As part of the agreement reached to avoid a default last year, both military and non-military spending is set to face large cuts next year -- with a $500 billion cut over ten years to the defense budget -- as part of an automatic "sequester."
Today House Republicans sought to avoid these cuts to the military budget by instead cutting from other parts of the budget -- namely, programs for the neediest Americans. The $310 billion in cuts that would take place over ten decades the Republicans voted for would, as one example, cut off food stamps to 1.8 million Americans.
Al Sharpton, host of Politics Nation, noted that House Budget Committee chairman Paul Ryan (WI) -- the Ayn Rand devotee who is infamous for crafting a budget that would privatize Medicare -- ironically took to the floor of the House of Representatives to claim that he just wants there to be more upward mobility in the United States.
"The GOP believes in upward mobility...for the rich," joked Sharpton.
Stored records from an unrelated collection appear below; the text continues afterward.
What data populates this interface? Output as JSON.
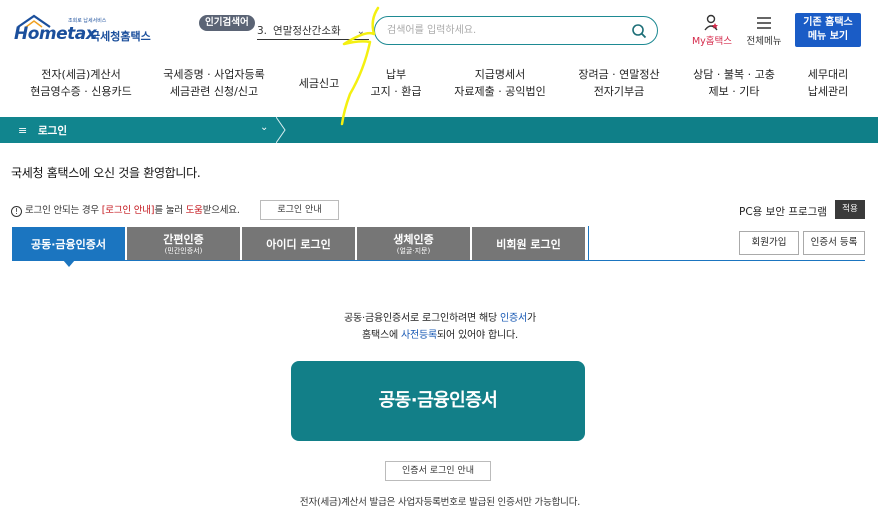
{
  "header": {
    "logo_text": "Hometax",
    "logo_org": "국세청홈택스",
    "logo_small": "조회로 납세서비스",
    "popular_badge": "인기검색어",
    "popular_item_num": "3.",
    "popular_item_text": "연말정산간소화",
    "search_placeholder": "검색어를 입력하세요.",
    "my_hometax": "My홈택스",
    "all_menu": "전체메뉴",
    "old_hometax_line1": "기존 홈택스",
    "old_hometax_line2": "메뉴 보기"
  },
  "gnb": [
    {
      "line1": "전자(세금)계산서",
      "line2": "현금영수증 · 신용카드"
    },
    {
      "line1": "국세증명 · 사업자등록",
      "line2": "세금관련 신청/신고"
    },
    {
      "line1": "세금신고",
      "line2": ""
    },
    {
      "line1": "납부",
      "line2": "고지 · 환급"
    },
    {
      "line1": "지급명세서",
      "line2": "자료제출 · 공익법인"
    },
    {
      "line1": "장려금 · 연말정산",
      "line2": "전자기부금"
    },
    {
      "line1": "상담 · 불복 · 고충",
      "line2": "제보 · 기타"
    },
    {
      "line1": "세무대리",
      "line2": "납세관리"
    }
  ],
  "breadcrumb": {
    "label": "로그인"
  },
  "welcome": "국세청 홈택스에 오신 것을 환영합니다.",
  "notice": {
    "prefix": "로그인 안되는 경우 ",
    "link1": "[로그인 안내]",
    "middle": "를 눌러 ",
    "link2": "도움",
    "suffix": "받으세요.",
    "button": "로그인 안내"
  },
  "pc_security": {
    "label": "PC용 보안 프로그램",
    "button": "적용"
  },
  "tabs": [
    {
      "main": "공동·금융인증서",
      "sub": ""
    },
    {
      "main": "간편인증",
      "sub": "(민간인증서)"
    },
    {
      "main": "아이디 로그인",
      "sub": ""
    },
    {
      "main": "생체인증",
      "sub": "(얼굴·지문)"
    },
    {
      "main": "비회원 로그인",
      "sub": ""
    }
  ],
  "side_buttons": {
    "join": "회원가입",
    "cert_register": "인증서 등록"
  },
  "description": {
    "line1_a": "공동·금융인증서로 로그인하려면 해당 ",
    "line1_hl": "인증서",
    "line1_b": "가",
    "line2_a": "홈택스에 ",
    "line2_hl": "사전등록",
    "line2_b": "되어 있어야 합니다."
  },
  "main_button": "공동·금융인증서",
  "cert_guide_button": "인증서 로그인 안내",
  "footnote": "전자(세금)계산서 발급은 사업자등록번호로 발급된 인증서만 가능합니다.",
  "colors": {
    "teal": "#127f88",
    "tab_active": "#1b75c0",
    "tab_inactive": "#767676",
    "brand_blue": "#1b4f9c",
    "my_red": "#d52b4c",
    "old_btn_blue": "#1a5cc6"
  }
}
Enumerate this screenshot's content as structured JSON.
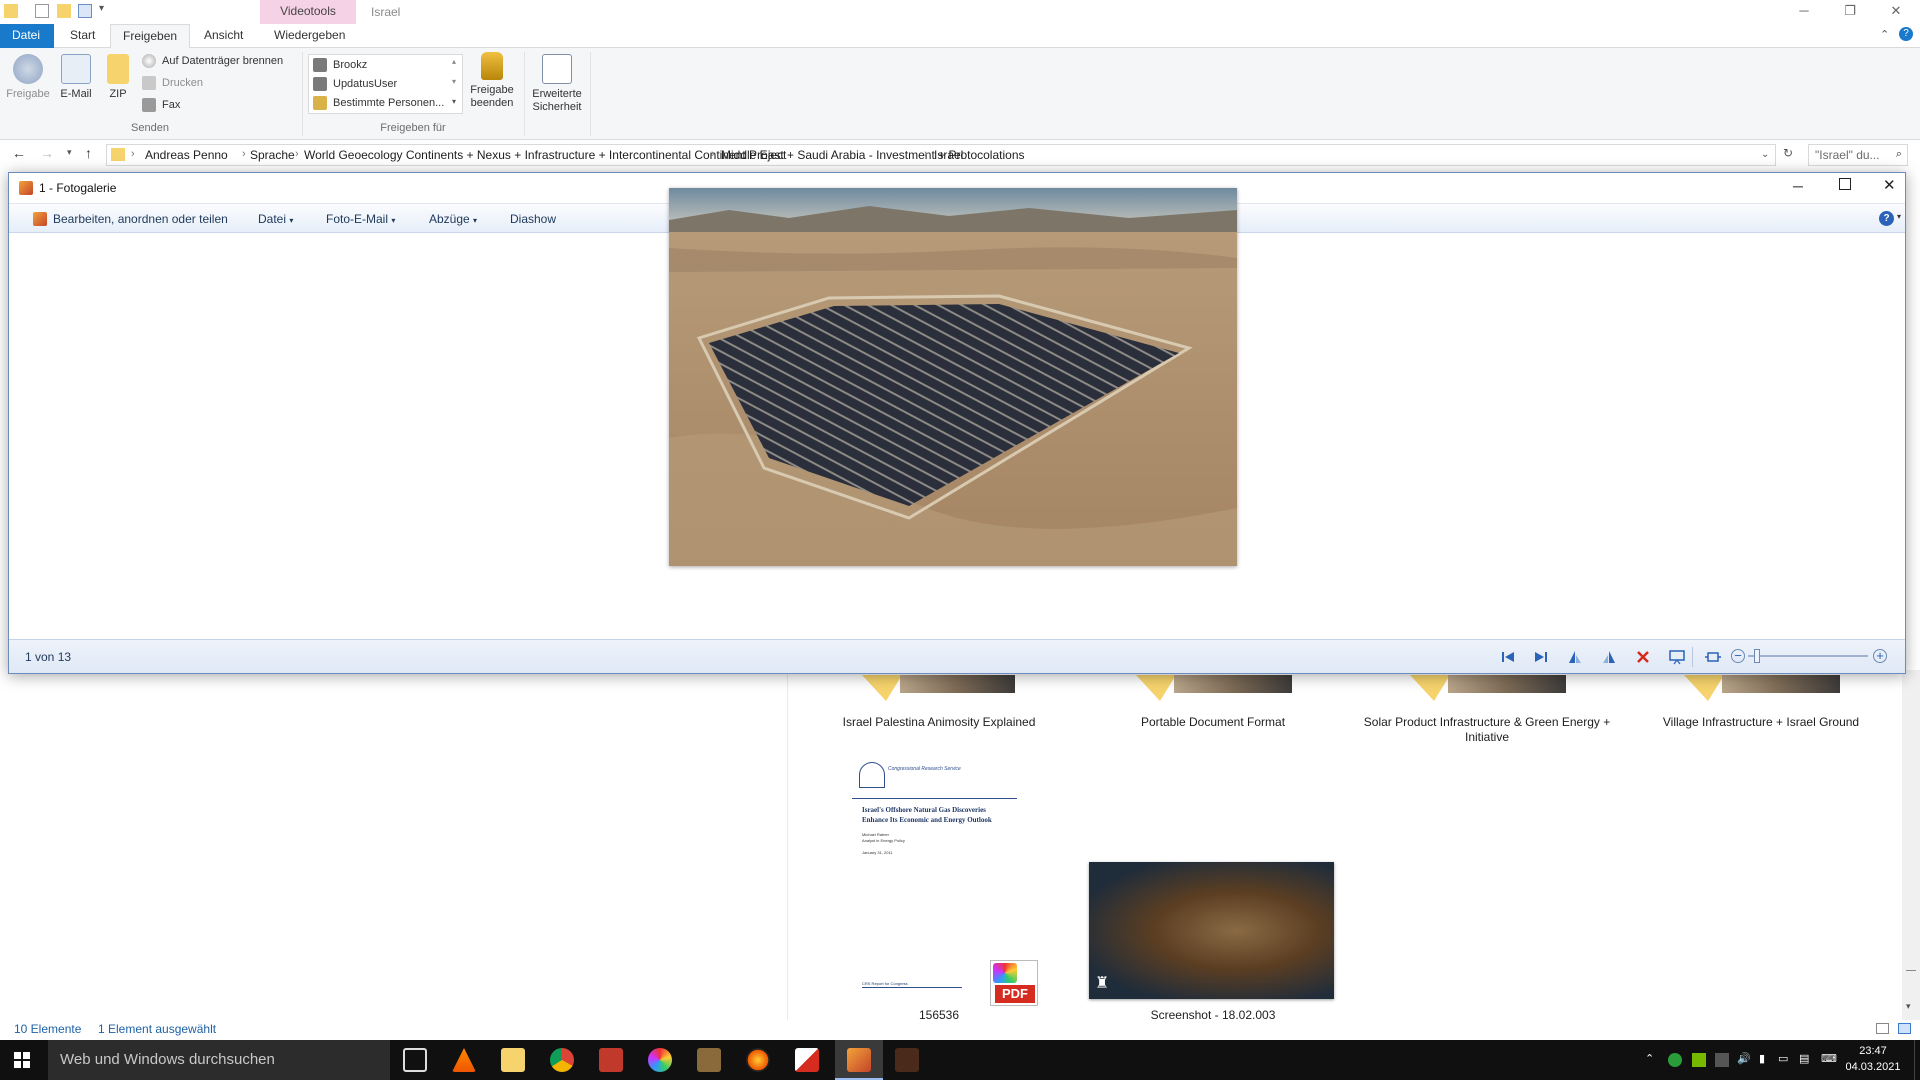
{
  "explorer": {
    "context_tab": "Videotools",
    "window_title": "Israel",
    "tabs": [
      "Datei",
      "Start",
      "Freigeben",
      "Ansicht",
      "Wiedergeben"
    ],
    "ribbon": {
      "freigabe": "Freigabe",
      "email": "E-Mail",
      "zip": "ZIP",
      "burn": "Auf Datenträger brennen",
      "print": "Drucken",
      "fax": "Fax",
      "group_senden": "Senden",
      "share_users": [
        "Brookz",
        "UpdatusUser",
        "Bestimmte Personen..."
      ],
      "group_freigeben_fuer": "Freigeben für",
      "stop_sharing": [
        "Freigabe",
        "beenden"
      ],
      "advanced_security": [
        "Erweiterte",
        "Sicherheit"
      ]
    },
    "address": {
      "crumbs": [
        "Andreas Penno",
        "Sprache",
        "World Geoecology Continents + Nexus + Infrastructure + Intercontinental Continent Project",
        "Middle East + Saudi Arabia - Investment + Protocolations",
        "Israel"
      ],
      "search_placeholder": "\"Israel\" du..."
    },
    "files": [
      {
        "name": "Israel Palestina Animosity Explained"
      },
      {
        "name": "Portable Document Format"
      },
      {
        "name": "Solar Product Infrastructure & Green Energy + Initiative"
      },
      {
        "name": "Village Infrastructure + Israel Ground"
      },
      {
        "name": "156536"
      },
      {
        "name": "Screenshot - 18.02.003"
      }
    ],
    "doc_preview": {
      "org": "Congressional Research Service",
      "title_line1": "Israel's Offshore Natural Gas Discoveries",
      "title_line2": "Enhance Its Economic and Energy Outlook",
      "author": "Michael Ratner",
      "role": "Analyst in Energy Policy",
      "date": "January 31, 2011"
    },
    "pdf_doc": {
      "label": "CRS Report for Congress",
      "badge": "PDF"
    },
    "status_items": "10 Elemente",
    "status_selected": "1 Element ausgewählt"
  },
  "gallery": {
    "title": "1 - Fotogalerie",
    "toolbar": {
      "edit": "Bearbeiten, anordnen oder teilen",
      "file": "Datei",
      "photo_email": "Foto-E-Mail",
      "prints": "Abzüge",
      "slideshow": "Diashow"
    },
    "position": "1 von 13",
    "zoom_level": 0.05
  },
  "taskbar": {
    "search_placeholder": "Web und Windows durchsuchen",
    "time": "23:47",
    "date": "04.03.2021"
  },
  "colors": {
    "file_tab": "#1979ca",
    "context_tab": "#f6d2e6",
    "gallery_border": "#6c8bbf",
    "taskbar": "#101010"
  }
}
Democratic Rep. Chris Van Hollen (MD) joined Politics Nation to discuss the Republicans' vote. He noted that Democrats offered an alternative deficit-cutting measure that would've, among other things, reduced farm subsidies and increased taxes on some of the richest Americans. "They didn't even let us have a vote on the alternative," protested the congressman.